== Available data ==
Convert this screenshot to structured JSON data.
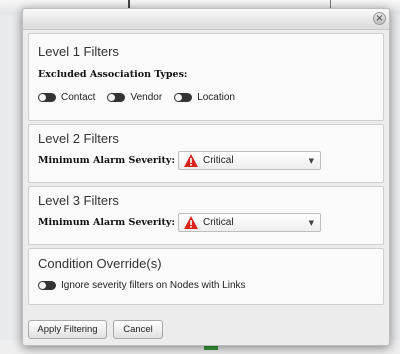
{
  "dialog": {
    "close_glyph": "×"
  },
  "level1": {
    "title": "Level 1 Filters",
    "label": "Excluded Association Types:",
    "toggles": [
      "Contact",
      "Vendor",
      "Location"
    ]
  },
  "level2": {
    "title": "Level 2 Filters",
    "label": "Minimum Alarm Severity:",
    "value": "Critical"
  },
  "level3": {
    "title": "Level 3 Filters",
    "label": "Minimum Alarm Severity:",
    "value": "Critical"
  },
  "override": {
    "title": "Condition Override(s)",
    "toggle_label": "Ignore severity filters on Nodes with Links"
  },
  "buttons": {
    "apply": "Apply Filtering",
    "cancel": "Cancel"
  },
  "icons": {
    "severity": "warning-triangle-icon",
    "dropdown": "chevron-down-icon",
    "close": "close-icon"
  },
  "colors": {
    "critical": "#d9241c",
    "toggle_off": "#333333"
  }
}
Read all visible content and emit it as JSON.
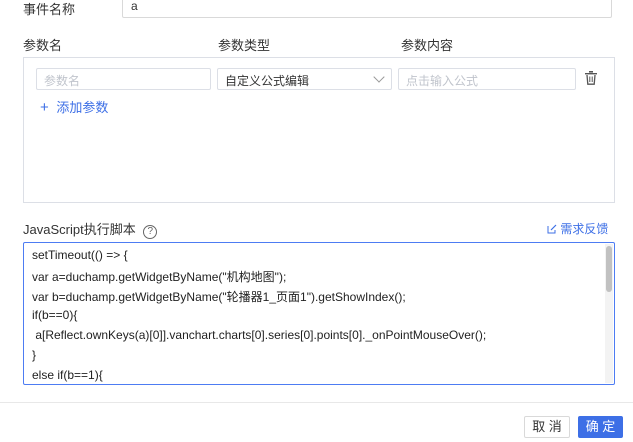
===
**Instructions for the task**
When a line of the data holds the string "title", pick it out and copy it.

**Written reply**
    "title": "Level 1 Filters",
    "title": "Level 2 Filters",
    "title": "Level 3 Filters",
    "title": "Condition Override(s)",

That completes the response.